In FIG. 12, two alternative upper end positions of the head 50 are shown. The higher alternative position (shown in full lines) results from swinging of the swing unit 31 through an angle of 103° and the lower alternative position shown in phantom lines results from swinging through 90°. Thus, the height of the tunnel can be preselected.
As can be seen in FIG. 12, the rotation axis II passes the swing axis I at a distance e. The rotation axis II is at the trailing side of the swing axis I as referred to the upward cutting swing stroke, which results in the face 52 of the head cutting progressively into the rock.
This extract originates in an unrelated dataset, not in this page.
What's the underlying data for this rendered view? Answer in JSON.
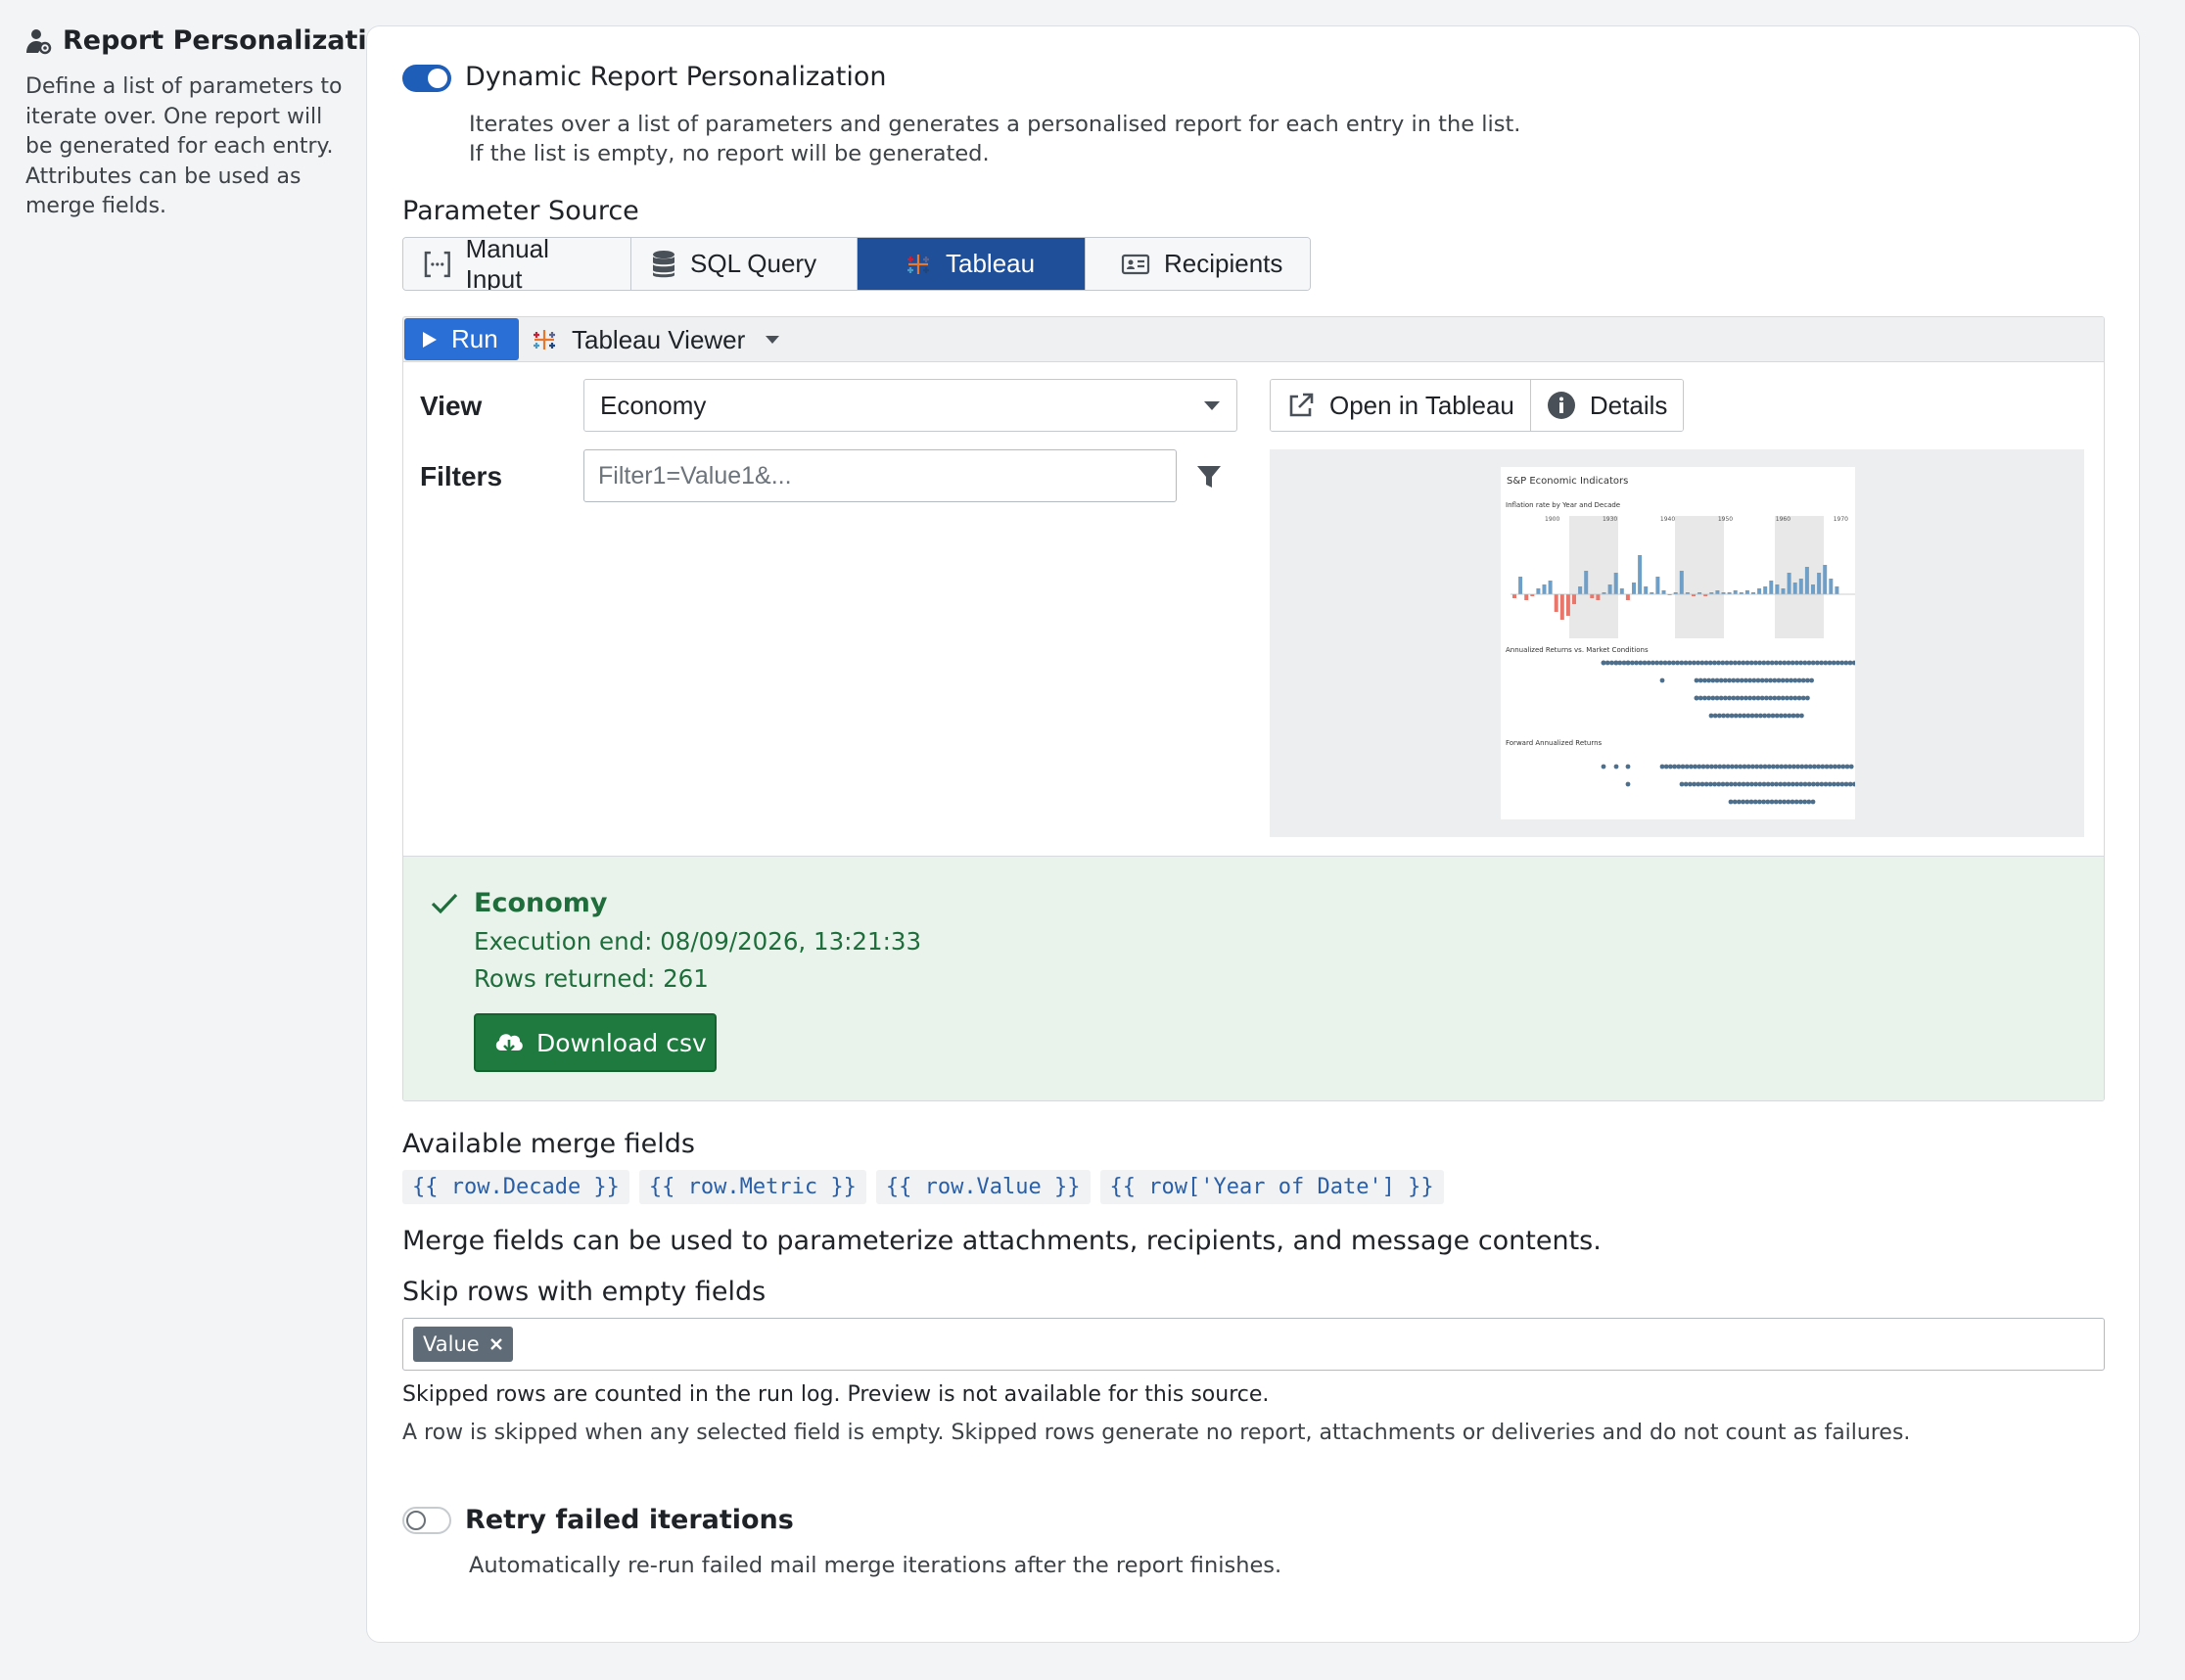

The radius R of the face 52 is laid out to such a degree that each disc of the cutters 53-58 cuts substantially equally deep all the way during a revolution of the cutter head 50. FIGS. 14 and 15 are enlarged details of FIG. 12, showing the cutting principle of one disc 63, e.g. a disc of the cutter 55. During one revolution of the cutter head 50 the cutter disc 63 moves along a spiral-shaped path. As seen at the leading side of the head 50, the disc 63 moves from a point 64 to a point 68 during a revolution (FIG. 4). As seen at the trailing side of the head, the disc 63 moves from a point 65 to a point 69 (FIG. 15). The pitch of the spiral corresponds to the distance d between the points 64 and 68 as well as between the points 65 and 69. The constant cutting depth of the cutter discs has been designated s. The ratio between d and s is about 4:1. The cutters 59-62, however, cut only on the leading side of the head, and mostly during the upper part of the cutting stroke of the swing unit 31. They cut peripherally with a total cutting depth during one revolution of the cutter head equal to the pitch d in FIGS. 14 and 15. This total cutting depth d is cut by four cutters 59-62. Therefore the effective cutting depth of each cutting disc of the cutters 59-62 is d/4 which is about equal to the cutting depth s in FIGS. 14 and 15. Thus, the load on all cutters 53-62 will be approximately the same. An advance step equal to the distance a between the swing axis I and the point 67 is of the same magnitude as the distance e. As shown in FIG. 12, the advance step is less than 50% larger than the distance e. The distance between the axis I and the point c is almost the same as the distance e. An advance step a is many times larger than the cutting depth of a cutting disc, normally more than ten times larger. In the rear end position of the swing unit 31, the rearmost cutting point 66 of the head 50 is located a distance a/2 behind the swing axis I, this distance being shorter than an advance step a. The largest swing radius Rs is somewhat larger than the radius R whereas the smallest swing radius, i.e. the swing radius to the leading side of the head is somewhat larger than the radius R. The radius R differs less than 25% in length from the largest swing radius Rs and from the smallest swing radius. In other words, the radius R is of the same magnitude as the swing radius. As can be understood from FIG. 12 one advance step is equal to the difference between the maximum swing radius Rs of the cutter 58 (i.e. to the point 66) and the corresponding minimum swing radius Rsm to a point 75.